Data about app and page elements:
***
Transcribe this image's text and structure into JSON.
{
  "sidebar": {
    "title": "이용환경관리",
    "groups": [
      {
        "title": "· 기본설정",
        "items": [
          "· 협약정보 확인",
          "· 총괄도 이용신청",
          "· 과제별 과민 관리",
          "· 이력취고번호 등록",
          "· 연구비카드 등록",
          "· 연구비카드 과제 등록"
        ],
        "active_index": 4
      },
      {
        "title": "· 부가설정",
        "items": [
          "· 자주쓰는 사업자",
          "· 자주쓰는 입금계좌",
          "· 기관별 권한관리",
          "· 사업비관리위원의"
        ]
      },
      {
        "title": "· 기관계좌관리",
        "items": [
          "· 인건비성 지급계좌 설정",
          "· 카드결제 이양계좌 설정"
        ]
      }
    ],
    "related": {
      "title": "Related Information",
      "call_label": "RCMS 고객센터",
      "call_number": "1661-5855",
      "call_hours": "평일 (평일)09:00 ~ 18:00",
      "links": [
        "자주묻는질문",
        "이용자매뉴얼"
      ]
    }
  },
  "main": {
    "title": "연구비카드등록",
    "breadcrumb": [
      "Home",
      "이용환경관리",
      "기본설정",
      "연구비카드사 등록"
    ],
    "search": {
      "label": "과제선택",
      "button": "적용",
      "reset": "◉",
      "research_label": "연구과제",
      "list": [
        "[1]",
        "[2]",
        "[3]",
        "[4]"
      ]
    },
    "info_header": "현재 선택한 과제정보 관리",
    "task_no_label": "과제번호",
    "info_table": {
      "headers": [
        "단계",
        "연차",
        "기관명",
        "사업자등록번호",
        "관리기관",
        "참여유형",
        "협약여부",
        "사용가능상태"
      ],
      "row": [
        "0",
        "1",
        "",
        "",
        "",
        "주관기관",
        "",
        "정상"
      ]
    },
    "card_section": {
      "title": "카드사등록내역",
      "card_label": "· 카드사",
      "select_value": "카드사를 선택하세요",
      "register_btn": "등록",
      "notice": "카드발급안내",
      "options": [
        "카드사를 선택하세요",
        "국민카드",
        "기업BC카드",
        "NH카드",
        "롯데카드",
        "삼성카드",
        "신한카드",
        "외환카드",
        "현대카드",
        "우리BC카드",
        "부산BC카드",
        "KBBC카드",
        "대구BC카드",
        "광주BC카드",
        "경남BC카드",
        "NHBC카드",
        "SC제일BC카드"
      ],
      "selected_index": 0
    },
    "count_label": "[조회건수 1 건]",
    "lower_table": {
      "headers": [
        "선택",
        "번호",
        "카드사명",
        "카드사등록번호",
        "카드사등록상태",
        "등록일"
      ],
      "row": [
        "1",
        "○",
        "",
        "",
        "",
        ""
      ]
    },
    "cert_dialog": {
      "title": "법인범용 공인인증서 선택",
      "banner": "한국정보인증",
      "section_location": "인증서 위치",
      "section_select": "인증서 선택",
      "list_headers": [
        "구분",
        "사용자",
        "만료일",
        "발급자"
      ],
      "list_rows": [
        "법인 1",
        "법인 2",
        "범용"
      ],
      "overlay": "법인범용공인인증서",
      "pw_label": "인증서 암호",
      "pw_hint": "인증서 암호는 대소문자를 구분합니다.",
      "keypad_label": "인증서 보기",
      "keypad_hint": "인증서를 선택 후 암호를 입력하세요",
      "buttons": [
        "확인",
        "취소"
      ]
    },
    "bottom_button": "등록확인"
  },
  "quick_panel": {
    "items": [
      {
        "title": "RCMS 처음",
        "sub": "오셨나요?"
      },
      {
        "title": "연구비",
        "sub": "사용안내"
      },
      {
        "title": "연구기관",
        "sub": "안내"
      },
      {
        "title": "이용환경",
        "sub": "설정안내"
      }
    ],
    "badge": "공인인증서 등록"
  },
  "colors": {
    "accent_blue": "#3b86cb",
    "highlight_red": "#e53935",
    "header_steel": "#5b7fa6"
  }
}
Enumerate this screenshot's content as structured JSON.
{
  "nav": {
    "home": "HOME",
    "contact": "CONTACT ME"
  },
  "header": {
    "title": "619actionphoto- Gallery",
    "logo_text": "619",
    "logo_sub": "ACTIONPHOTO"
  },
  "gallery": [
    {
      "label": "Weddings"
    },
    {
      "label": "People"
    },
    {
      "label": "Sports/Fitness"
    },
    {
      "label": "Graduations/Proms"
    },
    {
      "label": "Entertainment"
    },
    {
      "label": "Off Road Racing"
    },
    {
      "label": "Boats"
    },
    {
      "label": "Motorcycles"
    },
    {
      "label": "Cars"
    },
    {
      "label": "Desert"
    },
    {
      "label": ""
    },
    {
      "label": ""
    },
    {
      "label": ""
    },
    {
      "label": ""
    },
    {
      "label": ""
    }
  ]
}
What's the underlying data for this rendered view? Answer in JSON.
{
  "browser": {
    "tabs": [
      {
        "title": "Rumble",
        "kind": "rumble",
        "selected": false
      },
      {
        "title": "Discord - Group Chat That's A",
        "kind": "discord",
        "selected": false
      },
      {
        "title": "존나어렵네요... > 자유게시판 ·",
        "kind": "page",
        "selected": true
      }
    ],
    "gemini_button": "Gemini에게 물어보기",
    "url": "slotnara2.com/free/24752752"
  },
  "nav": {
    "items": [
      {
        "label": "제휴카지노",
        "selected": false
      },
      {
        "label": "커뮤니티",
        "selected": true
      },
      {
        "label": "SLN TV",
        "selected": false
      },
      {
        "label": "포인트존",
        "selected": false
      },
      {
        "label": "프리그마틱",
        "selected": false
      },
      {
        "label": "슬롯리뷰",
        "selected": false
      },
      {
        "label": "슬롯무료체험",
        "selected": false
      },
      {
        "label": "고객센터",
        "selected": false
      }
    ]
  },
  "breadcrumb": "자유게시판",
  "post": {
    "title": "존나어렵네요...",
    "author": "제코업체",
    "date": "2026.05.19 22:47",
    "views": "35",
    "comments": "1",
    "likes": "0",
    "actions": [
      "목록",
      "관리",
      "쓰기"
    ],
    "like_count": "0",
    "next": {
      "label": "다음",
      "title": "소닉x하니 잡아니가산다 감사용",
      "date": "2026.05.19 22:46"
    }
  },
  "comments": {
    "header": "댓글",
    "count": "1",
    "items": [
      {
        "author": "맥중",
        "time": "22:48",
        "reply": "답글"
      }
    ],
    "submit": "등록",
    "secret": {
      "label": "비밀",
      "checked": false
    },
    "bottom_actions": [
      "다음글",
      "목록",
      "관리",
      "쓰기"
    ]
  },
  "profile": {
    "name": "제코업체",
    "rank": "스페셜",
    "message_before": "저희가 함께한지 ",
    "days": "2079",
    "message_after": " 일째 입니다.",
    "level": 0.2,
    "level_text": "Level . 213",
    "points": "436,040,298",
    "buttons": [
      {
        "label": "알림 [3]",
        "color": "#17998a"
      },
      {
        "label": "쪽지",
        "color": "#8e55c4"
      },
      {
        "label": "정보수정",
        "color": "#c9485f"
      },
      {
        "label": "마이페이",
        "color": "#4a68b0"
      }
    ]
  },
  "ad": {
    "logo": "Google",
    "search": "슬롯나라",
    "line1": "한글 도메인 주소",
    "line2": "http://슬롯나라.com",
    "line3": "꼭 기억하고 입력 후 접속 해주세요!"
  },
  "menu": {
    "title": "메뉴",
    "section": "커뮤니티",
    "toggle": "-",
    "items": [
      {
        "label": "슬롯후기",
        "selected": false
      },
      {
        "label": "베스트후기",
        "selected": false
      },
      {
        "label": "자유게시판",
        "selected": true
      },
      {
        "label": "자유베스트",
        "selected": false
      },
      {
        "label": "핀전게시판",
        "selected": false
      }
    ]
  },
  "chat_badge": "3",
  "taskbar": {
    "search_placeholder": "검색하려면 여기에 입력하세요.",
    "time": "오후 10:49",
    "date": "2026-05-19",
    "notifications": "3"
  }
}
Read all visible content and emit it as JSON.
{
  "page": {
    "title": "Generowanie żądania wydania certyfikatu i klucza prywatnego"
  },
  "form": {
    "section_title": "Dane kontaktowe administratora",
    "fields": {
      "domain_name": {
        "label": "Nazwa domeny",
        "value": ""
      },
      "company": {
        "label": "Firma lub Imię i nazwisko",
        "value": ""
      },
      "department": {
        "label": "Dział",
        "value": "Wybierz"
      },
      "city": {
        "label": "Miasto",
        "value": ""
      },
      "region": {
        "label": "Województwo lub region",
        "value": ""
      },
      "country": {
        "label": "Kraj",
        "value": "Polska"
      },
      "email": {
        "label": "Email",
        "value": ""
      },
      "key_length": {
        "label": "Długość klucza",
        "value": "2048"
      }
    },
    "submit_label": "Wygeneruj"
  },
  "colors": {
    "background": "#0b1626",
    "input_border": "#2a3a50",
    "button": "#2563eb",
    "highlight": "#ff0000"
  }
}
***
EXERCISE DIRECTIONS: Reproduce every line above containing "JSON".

THE COMPLETED TASK:
Transcribe this image's text and structure into JSON.
Enumerate this screenshot's content as structured JSON.
What's the underlying data for this rendered view? Answer in JSON.
Read all visible content and emit it as JSON.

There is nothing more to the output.